The standard chemotherapy regimen used to treat patients with Hodgkin’s lymphoma (HL) may prove to be too toxic and less effective for elderly patients compared to their younger counterparts. These results were recently published in the Journal of Clinical Oncology.

Hodgkin’s lymphoma, also referred to as Hodgkin’s disease, is a cancer that involves cells of the immune system. The National Cancer Institute estimates approximately 9,300 new cases of HL in 2013 in the United States. Approximately 20% of these cases occur in the elderly, or those who are 65 years of age and older.

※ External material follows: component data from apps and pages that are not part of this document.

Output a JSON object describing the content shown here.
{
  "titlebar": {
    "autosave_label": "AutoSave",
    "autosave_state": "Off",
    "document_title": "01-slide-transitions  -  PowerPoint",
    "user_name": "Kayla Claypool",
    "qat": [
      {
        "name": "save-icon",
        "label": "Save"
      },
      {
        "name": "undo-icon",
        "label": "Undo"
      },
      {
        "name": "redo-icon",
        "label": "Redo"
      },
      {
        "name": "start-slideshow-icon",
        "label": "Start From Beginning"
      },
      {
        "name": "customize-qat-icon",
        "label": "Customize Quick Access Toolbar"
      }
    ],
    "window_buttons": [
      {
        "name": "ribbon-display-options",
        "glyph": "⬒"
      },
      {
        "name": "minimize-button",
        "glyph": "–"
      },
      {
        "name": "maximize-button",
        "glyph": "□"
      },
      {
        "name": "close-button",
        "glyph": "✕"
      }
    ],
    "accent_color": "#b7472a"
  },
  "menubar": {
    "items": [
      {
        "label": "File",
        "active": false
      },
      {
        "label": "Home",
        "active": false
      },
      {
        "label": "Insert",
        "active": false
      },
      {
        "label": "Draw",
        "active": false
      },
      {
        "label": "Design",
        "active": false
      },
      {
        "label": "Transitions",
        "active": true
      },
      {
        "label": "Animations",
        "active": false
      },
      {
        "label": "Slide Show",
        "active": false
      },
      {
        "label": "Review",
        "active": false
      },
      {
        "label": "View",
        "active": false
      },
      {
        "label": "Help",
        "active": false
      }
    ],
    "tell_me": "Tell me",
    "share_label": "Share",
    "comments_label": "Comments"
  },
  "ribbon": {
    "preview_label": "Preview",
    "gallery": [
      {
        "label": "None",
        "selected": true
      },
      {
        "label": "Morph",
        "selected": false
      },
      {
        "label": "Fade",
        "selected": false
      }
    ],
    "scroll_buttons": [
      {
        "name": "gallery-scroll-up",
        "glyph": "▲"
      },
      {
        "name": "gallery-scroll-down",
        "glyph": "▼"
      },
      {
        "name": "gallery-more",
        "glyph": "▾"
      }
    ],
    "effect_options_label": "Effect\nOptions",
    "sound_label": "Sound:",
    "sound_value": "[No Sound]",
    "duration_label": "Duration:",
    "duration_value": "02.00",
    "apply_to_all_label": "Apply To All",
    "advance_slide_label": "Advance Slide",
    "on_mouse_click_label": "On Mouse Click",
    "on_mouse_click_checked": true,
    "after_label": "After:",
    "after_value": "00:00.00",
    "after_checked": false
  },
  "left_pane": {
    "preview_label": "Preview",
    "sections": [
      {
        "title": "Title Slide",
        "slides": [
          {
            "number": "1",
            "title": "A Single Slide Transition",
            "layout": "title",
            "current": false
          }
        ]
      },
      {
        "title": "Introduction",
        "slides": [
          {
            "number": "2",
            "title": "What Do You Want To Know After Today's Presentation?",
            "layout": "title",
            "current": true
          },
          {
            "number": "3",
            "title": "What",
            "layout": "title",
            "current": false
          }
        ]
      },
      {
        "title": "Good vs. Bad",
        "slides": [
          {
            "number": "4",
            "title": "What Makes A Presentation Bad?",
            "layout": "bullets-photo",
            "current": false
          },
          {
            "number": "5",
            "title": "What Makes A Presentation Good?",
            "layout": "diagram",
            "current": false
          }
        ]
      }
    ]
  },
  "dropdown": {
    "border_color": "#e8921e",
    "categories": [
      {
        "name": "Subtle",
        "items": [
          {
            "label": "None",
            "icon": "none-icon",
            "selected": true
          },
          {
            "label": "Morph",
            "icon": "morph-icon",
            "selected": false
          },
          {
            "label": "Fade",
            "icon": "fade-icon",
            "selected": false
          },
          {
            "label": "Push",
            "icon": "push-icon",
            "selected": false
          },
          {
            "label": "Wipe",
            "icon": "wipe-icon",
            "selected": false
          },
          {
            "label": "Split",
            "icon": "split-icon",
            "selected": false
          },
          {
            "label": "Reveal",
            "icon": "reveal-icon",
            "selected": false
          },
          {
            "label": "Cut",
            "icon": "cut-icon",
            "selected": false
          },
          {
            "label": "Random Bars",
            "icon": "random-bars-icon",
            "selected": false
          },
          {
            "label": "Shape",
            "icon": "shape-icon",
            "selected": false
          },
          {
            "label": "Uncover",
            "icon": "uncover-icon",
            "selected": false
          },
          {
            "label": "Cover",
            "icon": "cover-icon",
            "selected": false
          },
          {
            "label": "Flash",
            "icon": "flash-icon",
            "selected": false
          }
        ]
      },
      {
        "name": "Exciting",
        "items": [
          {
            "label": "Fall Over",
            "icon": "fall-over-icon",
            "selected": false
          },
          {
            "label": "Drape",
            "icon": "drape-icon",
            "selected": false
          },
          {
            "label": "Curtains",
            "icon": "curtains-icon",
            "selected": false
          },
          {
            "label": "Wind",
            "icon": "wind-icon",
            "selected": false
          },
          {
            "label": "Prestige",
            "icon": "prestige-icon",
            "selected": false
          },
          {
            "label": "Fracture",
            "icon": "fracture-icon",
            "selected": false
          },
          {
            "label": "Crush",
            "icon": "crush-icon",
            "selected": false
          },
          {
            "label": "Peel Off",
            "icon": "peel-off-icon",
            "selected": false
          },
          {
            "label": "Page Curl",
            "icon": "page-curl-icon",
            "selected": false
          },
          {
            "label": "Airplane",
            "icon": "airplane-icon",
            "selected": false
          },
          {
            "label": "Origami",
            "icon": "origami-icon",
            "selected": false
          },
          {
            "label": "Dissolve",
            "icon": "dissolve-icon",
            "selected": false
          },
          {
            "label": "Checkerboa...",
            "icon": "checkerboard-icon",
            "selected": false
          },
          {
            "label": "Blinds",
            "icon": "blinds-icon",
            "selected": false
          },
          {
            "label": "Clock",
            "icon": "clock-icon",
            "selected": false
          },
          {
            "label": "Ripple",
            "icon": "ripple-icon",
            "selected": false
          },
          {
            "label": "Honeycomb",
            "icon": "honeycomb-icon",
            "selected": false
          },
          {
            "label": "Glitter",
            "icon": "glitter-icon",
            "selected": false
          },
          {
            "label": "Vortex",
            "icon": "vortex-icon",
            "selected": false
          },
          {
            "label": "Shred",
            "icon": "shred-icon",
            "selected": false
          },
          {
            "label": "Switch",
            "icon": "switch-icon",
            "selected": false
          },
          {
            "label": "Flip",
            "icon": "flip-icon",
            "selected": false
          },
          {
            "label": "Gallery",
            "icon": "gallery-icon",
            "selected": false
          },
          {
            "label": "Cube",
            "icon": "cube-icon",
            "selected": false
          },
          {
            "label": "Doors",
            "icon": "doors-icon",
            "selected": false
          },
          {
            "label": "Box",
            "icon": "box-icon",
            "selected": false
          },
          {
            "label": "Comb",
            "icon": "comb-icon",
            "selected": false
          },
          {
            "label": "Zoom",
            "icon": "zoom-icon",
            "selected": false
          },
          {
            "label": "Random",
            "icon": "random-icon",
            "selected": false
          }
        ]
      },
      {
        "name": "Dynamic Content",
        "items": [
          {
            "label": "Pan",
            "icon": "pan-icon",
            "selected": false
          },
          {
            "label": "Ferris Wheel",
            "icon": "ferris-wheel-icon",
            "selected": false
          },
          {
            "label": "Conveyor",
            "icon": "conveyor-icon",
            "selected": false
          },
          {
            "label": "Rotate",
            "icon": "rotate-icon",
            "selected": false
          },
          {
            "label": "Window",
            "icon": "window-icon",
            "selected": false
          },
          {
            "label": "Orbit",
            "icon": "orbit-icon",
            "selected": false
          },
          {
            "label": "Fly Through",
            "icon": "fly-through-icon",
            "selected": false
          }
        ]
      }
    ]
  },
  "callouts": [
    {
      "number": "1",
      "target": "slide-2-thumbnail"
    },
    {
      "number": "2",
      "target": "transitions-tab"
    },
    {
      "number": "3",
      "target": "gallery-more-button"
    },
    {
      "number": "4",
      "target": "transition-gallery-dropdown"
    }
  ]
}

Standard chemotherapy for HL consists of ABVD (doxorubicin, bleomycin, vinblastine, and dacarbazine). Although cure rates overall are high for HL, this particular regimen can be difficult to tolerate due to side effects. As elderly patients experience greater side effects from specific therapies, researchers continue to evaluate different therapeutic approaches for this group of patients.

Severe side effects may necessitate delays of administration of therapy or reduction of doses which can ultimately reduce the effectiveness of therapy. Furthermore, severe side effects can place the patient in jeopardy of experiencing serious medical issues or even death. Therefore, individualizing therapeutic approaches for each patient group provides optimal outcomes and is an area of active research.

Researchers from Germany recently evaluated ABVD treatment among elderly HL patients. The researchers compared data from approximately 1,300 patients with HL who were treated with ABVD in the German Hodgkin Study Group (GHSG) HD10 and HD11 trials. Patients were who between 60 and 75 years of age were compared to those who were younger than 60 years.

Only 59% of elderly patients received an acceptable dose and timing (dose-intensity) of ABVD, compared with 85% of younger patients.
The mean delay of treatment was twice as high in elderly patients compared to younger patients.
Mortality from treatment occurred in 5% of elderly, compared with only 0.3% in younger patients.
Complete remission occurred in 96% of younger patients and only in 89% of elderly patients
Overall survival was 97% in younger patients and 90% in elderly patients.
The researchers concluded that ABVD for elderly patients with early HL may not be the optimal therapeutic approach. Studies are currently underway exploring different treatment options for this group of patients.

Reference: Boll B, Gorgen H, Fuchs M, et al. ABVD in Older Patients with Early-Stage Hodgkin Lymphoma Treated within the German Hodgkin Study Group HD10 and HD11 Trials. Journal of Clinical Oncology. March 18, 2013; doi:10.1200/JCO.2012.45.4181.